* [Problem statement]:
The whole listing, except its pictures, is to be repeated exactly.

* [Records for this exercise]:
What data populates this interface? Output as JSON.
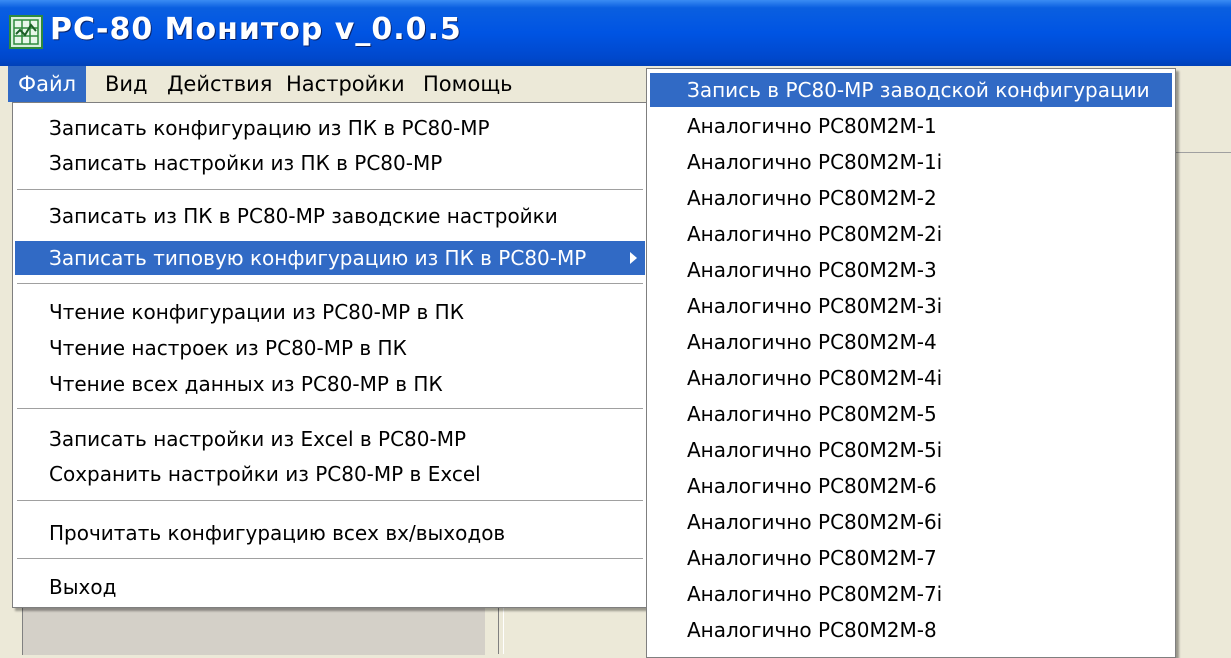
{
  "window": {
    "title": "РС-80 Монитор v_0.0.5",
    "app_icon": "grid-app-icon"
  },
  "menubar": {
    "items": [
      {
        "label": "Файл",
        "active": true
      },
      {
        "label": "Вид"
      },
      {
        "label": "Действия"
      },
      {
        "label": "Настройки"
      },
      {
        "label": "Помощь"
      }
    ]
  },
  "file_menu": {
    "items": [
      {
        "label": "Записать конфигурацию из ПК в РС80-МР"
      },
      {
        "label": "Записать настройки из ПК в РС80-МР"
      },
      {
        "label": "Записать из ПК в РС80-МР заводские настройки"
      },
      {
        "label": "Записать типовую конфигурацию из ПК в РС80-МР",
        "highlighted": true,
        "has_submenu": true
      },
      {
        "label": "Чтение конфигурации из РС80-МР в ПК"
      },
      {
        "label": "Чтение настроек из РС80-МР в ПК"
      },
      {
        "label": "Чтение всех данных из РС80-МР в ПК"
      },
      {
        "label": "Записать настройки из Excel в РС80-МР"
      },
      {
        "label": "Сохранить настройки из РС80-МР в Excel"
      },
      {
        "label": "Прочитать конфигурацию всех вх/выходов"
      },
      {
        "label": "Выход"
      }
    ]
  },
  "submenu": {
    "items": [
      {
        "label": "Запись в РС80-МР заводской конфигурации",
        "highlighted": true
      },
      {
        "label": "Аналогично РС80М2М-1"
      },
      {
        "label": "Аналогично РС80М2М-1i"
      },
      {
        "label": "Аналогично РС80М2М-2"
      },
      {
        "label": "Аналогично РС80М2М-2i"
      },
      {
        "label": "Аналогично РС80М2М-3"
      },
      {
        "label": "Аналогично РС80М2М-3i"
      },
      {
        "label": "Аналогично РС80М2М-4"
      },
      {
        "label": "Аналогично РС80М2М-4i"
      },
      {
        "label": "Аналогично РС80М2М-5"
      },
      {
        "label": "Аналогично РС80М2М-5i"
      },
      {
        "label": "Аналогично РС80М2М-6"
      },
      {
        "label": "Аналогично РС80М2М-6i"
      },
      {
        "label": "Аналогично РС80М2М-7"
      },
      {
        "label": "Аналогично РС80М2М-7i"
      },
      {
        "label": "Аналогично РС80М2М-8"
      }
    ]
  },
  "colors": {
    "highlight": "#316ac5",
    "titlebar": "#0054e3",
    "face": "#ece9d8"
  }
}
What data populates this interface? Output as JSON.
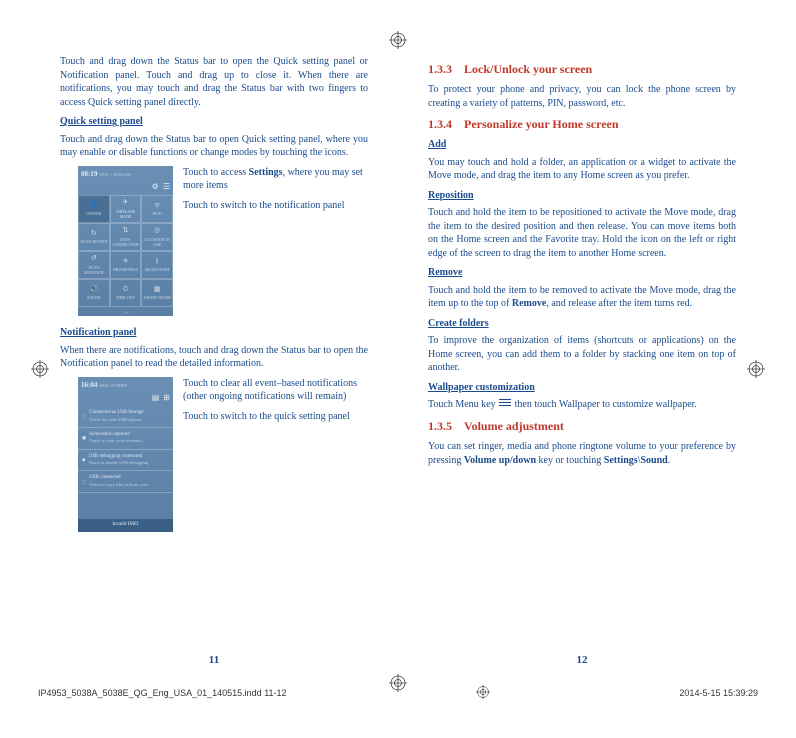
{
  "left": {
    "intro": "Touch and drag down the Status bar to open the Quick setting panel or Notification panel. Touch and drag up to close it. When there are notifications, you may touch and drag the Status bar with two fingers to access Quick setting panel directly.",
    "qsp_heading": "Quick setting panel",
    "qsp_body": "Touch and drag down the Status bar to open Quick setting panel, where you may enable or disable functions or change modes by touching the icons.",
    "qsp_callout1_pre": "Touch to access ",
    "qsp_callout1_bold": "Settings",
    "qsp_callout1_post": ", where you may set more items",
    "qsp_callout2": "Touch to switch to the notification panel",
    "notif_heading": "Notification panel",
    "notif_body": "When there are notifications, touch and drag down the Status bar to open the Notification panel to read the detailed information.",
    "notif_callout1": "Touch to clear all event–based notifications (other ongoing notifications will remain)",
    "notif_callout2": "Touch to switch to the quick setting panel",
    "page_num": "11",
    "mock1": {
      "time": "08:19",
      "date": "WED, 1 JANUARY",
      "tiles": [
        "OWNER",
        "AIRPLANE MODE",
        "Wi-Fi",
        "AUTO-ROTATE",
        "DATA CONNECTION",
        "LOCATION IN USE",
        "AUTO ROTATION",
        "BRIGHTNESS",
        "BLUETOOTH",
        "SOUND",
        "TIME OUT",
        "SAVING MODE"
      ]
    },
    "mock2": {
      "time": "16:04",
      "date": "WED, 29 WHEN",
      "n1_title": "Connected as USB Storage",
      "n1_sub": "Touch for other USB options",
      "n2_title": "Screenshot captured",
      "n2_sub": "Touch to view your screensh...",
      "n3_title": "USB debugging connected",
      "n3_sub": "Touch to disable USB debugging",
      "n4_title": "USB connected",
      "n4_sub": "Select to copy files to/from your...",
      "footer": "Invalid IMEI"
    }
  },
  "right": {
    "s133_num": "1.3.3",
    "s133_title": "Lock/Unlock your screen",
    "s133_body": "To protect your phone and privacy, you can lock the phone screen by creating a variety of patterns, PIN, password, etc.",
    "s134_num": "1.3.4",
    "s134_title": "Personalize your Home screen",
    "add_h": "Add",
    "add_body": "You may touch and hold a folder, an application or a widget to activate the Move mode, and drag the item to any Home screen as you prefer.",
    "repo_h": "Reposition",
    "repo_body": "Touch and hold the item to be repositioned to activate the Move mode, drag the item to the desired position and then release. You can move items both on the Home screen and the Favorite tray. Hold the icon on the left or right edge of the screen to drag the item to another Home screen.",
    "rem_h": "Remove",
    "rem_body_pre": "Touch and hold the item to be removed to activate the Move mode, drag the item up to the top of ",
    "rem_body_bold": "Remove",
    "rem_body_post": ", and release after the item turns red.",
    "fold_h": "Create folders",
    "fold_body": "To improve the organization of items (shortcuts or applications) on the Home screen, you can add them to a folder by stacking one item on top of another.",
    "wall_h": "Wallpaper customization",
    "wall_body_pre": "Touch Menu key ",
    "wall_body_post": " then touch Wallpaper to customize wallpaper.",
    "s135_num": "1.3.5",
    "s135_title": "Volume adjustment",
    "s135_body_pre": "You can set ringer, media and phone ringtone volume to your preference by pressing ",
    "s135_body_b1": "Volume up/down",
    "s135_body_mid": " key or touching ",
    "s135_body_b2": "Settings",
    "s135_body_sep": "\\",
    "s135_body_b3": "Sound",
    "s135_body_end": ".",
    "page_num": "12"
  },
  "footer": {
    "file": "IP4953_5038A_5038E_QG_Eng_USA_01_140515.indd   11-12",
    "timestamp": "2014-5-15   15:39:29"
  }
}
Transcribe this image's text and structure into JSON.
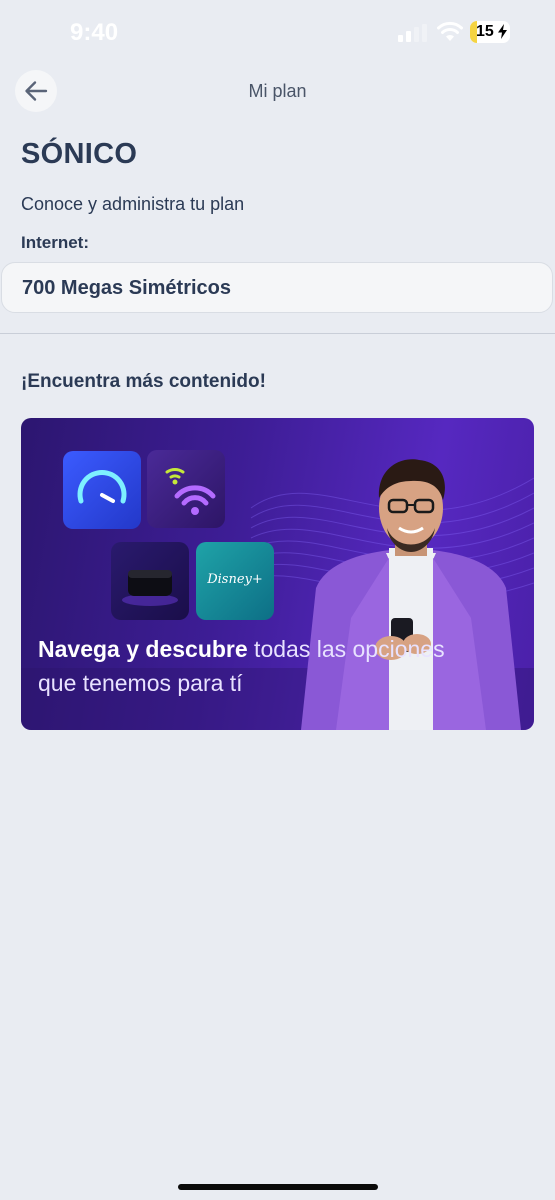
{
  "status_bar": {
    "time": "9:40",
    "battery": "15"
  },
  "nav": {
    "title": "Mi plan"
  },
  "plan": {
    "name": "SÓNICO",
    "subtitle": "Conoce y administra tu plan",
    "internet_label": "Internet:",
    "internet_value": "700 Megas Simétricos"
  },
  "section": {
    "title": "¡Encuentra más contenido!"
  },
  "promo": {
    "bold_text": "Navega y descubre",
    "regular_text": " todas las opciones que tenemos para tí",
    "disney_logo_text": "Disney+"
  },
  "colors": {
    "background": "#e9ecf2",
    "text_primary": "#2b3a55",
    "banner_purple": "#3d1d95"
  }
}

* [Exercise solution]:
What data populates this interface? Output as JSON.
{
  "window": {
    "title": "РС-80 Монитор v_0.0.5",
    "app_icon": "grid-app-icon"
  },
  "menubar": {
    "items": [
      {
        "label": "Файл",
        "active": true
      },
      {
        "label": "Вид"
      },
      {
        "label": "Действия"
      },
      {
        "label": "Настройки"
      },
      {
        "label": "Помощь"
      }
    ]
  },
  "file_menu": {
    "items": [
      {
        "label": "Записать конфигурацию из ПК в РС80-МР"
      },
      {
        "label": "Записать настройки из ПК в РС80-МР"
      },
      {
        "label": "Записать из ПК в РС80-МР заводские настройки"
      },
      {
        "label": "Записать типовую конфигурацию из ПК в РС80-МР",
        "highlighted": true,
        "has_submenu": true
      },
      {
        "label": "Чтение конфигурации из РС80-МР в ПК"
      },
      {
        "label": "Чтение настроек из РС80-МР в ПК"
      },
      {
        "label": "Чтение всех данных из РС80-МР в ПК"
      },
      {
        "label": "Записать настройки из Excel в РС80-МР"
      },
      {
        "label": "Сохранить настройки из РС80-МР в Excel"
      },
      {
        "label": "Прочитать конфигурацию всех вх/выходов"
      },
      {
        "label": "Выход"
      }
    ]
  },
  "submenu": {
    "items": [
      {
        "label": "Запись в РС80-МР заводской конфигурации",
        "highlighted": true
      },
      {
        "label": "Аналогично РС80М2М-1"
      },
      {
        "label": "Аналогично РС80М2М-1i"
      },
      {
        "label": "Аналогично РС80М2М-2"
      },
      {
        "label": "Аналогично РС80М2М-2i"
      },
      {
        "label": "Аналогично РС80М2М-3"
      },
      {
        "label": "Аналогично РС80М2М-3i"
      },
      {
        "label": "Аналогично РС80М2М-4"
      },
      {
        "label": "Аналогично РС80М2М-4i"
      },
      {
        "label": "Аналогично РС80М2М-5"
      },
      {
        "label": "Аналогично РС80М2М-5i"
      },
      {
        "label": "Аналогично РС80М2М-6"
      },
      {
        "label": "Аналогично РС80М2М-6i"
      },
      {
        "label": "Аналогично РС80М2М-7"
      },
      {
        "label": "Аналогично РС80М2М-7i"
      },
      {
        "label": "Аналогично РС80М2М-8"
      }
    ]
  },
  "colors": {
    "highlight": "#316ac5",
    "titlebar": "#0054e3",
    "face": "#ece9d8"
  }
}
What data populates this interface? Output as JSON.
{
  "left": {
    "intro": "Touch and drag down the Status bar to open the Quick setting panel or Notification panel. Touch and drag up to close it. When there are notifications, you may touch and drag the Status bar with two fingers to access Quick setting panel directly.",
    "qsp_heading": "Quick setting panel",
    "qsp_body": "Touch and drag down the Status bar to open Quick setting panel, where you may enable or disable functions or change modes by touching the icons.",
    "qsp_callout1_pre": "Touch to access ",
    "qsp_callout1_bold": "Settings",
    "qsp_callout1_post": ", where you may set more items",
    "qsp_callout2": "Touch to switch to the notification panel",
    "notif_heading": "Notification panel",
    "notif_body": "When there are notifications, touch and drag down the Status bar to open the Notification panel to read the detailed information.",
    "notif_callout1": "Touch to clear all event–based notifications (other ongoing notifications will remain)",
    "notif_callout2": "Touch to switch to the quick setting panel",
    "page_num": "11",
    "mock1": {
      "time": "08:19",
      "date": "WED, 1 JANUARY",
      "tiles": [
        "OWNER",
        "AIRPLANE MODE",
        "Wi-Fi",
        "AUTO-ROTATE",
        "DATA CONNECTION",
        "LOCATION IN USE",
        "AUTO ROTATION",
        "BRIGHTNESS",
        "BLUETOOTH",
        "SOUND",
        "TIME OUT",
        "SAVING MODE"
      ]
    },
    "mock2": {
      "time": "16:04",
      "date": "WED, 29 WHEN",
      "n1_title": "Connected as USB Storage",
      "n1_sub": "Touch for other USB options",
      "n2_title": "Screenshot captured",
      "n2_sub": "Touch to view your screensh...",
      "n3_title": "USB debugging connected",
      "n3_sub": "Touch to disable USB debugging",
      "n4_title": "USB connected",
      "n4_sub": "Select to copy files to/from your...",
      "footer": "Invalid IMEI"
    }
  },
  "right": {
    "s133_num": "1.3.3",
    "s133_title": "Lock/Unlock your screen",
    "s133_body": "To protect your phone and privacy, you can lock the phone screen by creating a variety of patterns, PIN, password, etc.",
    "s134_num": "1.3.4",
    "s134_title": "Personalize your Home screen",
    "add_h": "Add",
    "add_body": "You may touch and hold a folder, an application or a widget to activate the Move mode, and drag the item to any Home screen as you prefer.",
    "repo_h": "Reposition",
    "repo_body": "Touch and hold the item to be repositioned to activate the Move mode, drag the item to the desired position and then release. You can move items both on the Home screen and the Favorite tray. Hold the icon on the left or right edge of the screen to drag the item to another Home screen.",
    "rem_h": "Remove",
    "rem_body_pre": "Touch and hold the item to be removed to activate the Move mode, drag the item up to the top of ",
    "rem_body_bold": "Remove",
    "rem_body_post": ", and release after the item turns red.",
    "fold_h": "Create folders",
    "fold_body": "To improve the organization of items (shortcuts or applications) on the Home screen, you can add them to a folder by stacking one item on top of another.",
    "wall_h": "Wallpaper customization",
    "wall_body_pre": "Touch Menu key ",
    "wall_body_post": " then touch Wallpaper to customize wallpaper.",
    "s135_num": "1.3.5",
    "s135_title": "Volume adjustment",
    "s135_body_pre": "You can set ringer, media and phone ringtone volume to your preference by pressing ",
    "s135_body_b1": "Volume up/down",
    "s135_body_mid": " key or touching ",
    "s135_body_b2": "Settings",
    "s135_body_sep": "\\",
    "s135_body_b3": "Sound",
    "s135_body_end": ".",
    "page_num": "12"
  },
  "footer": {
    "file": "IP4953_5038A_5038E_QG_Eng_USA_01_140515.indd   11-12",
    "timestamp": "2014-5-15   15:39:29"
  }
}
Transcribe this image's text and structure into JSON.
{
  "status_bar": {
    "time": "9:40",
    "battery": "15"
  },
  "nav": {
    "title": "Mi plan"
  },
  "plan": {
    "name": "SÓNICO",
    "subtitle": "Conoce y administra tu plan",
    "internet_label": "Internet:",
    "internet_value": "700 Megas Simétricos"
  },
  "section": {
    "title": "¡Encuentra más contenido!"
  },
  "promo": {
    "bold_text": "Navega y descubre",
    "regular_text": " todas las opciones que tenemos para tí",
    "disney_logo_text": "Disney+"
  },
  "colors": {
    "background": "#e9ecf2",
    "text_primary": "#2b3a55",
    "banner_purple": "#3d1d95"
  }
}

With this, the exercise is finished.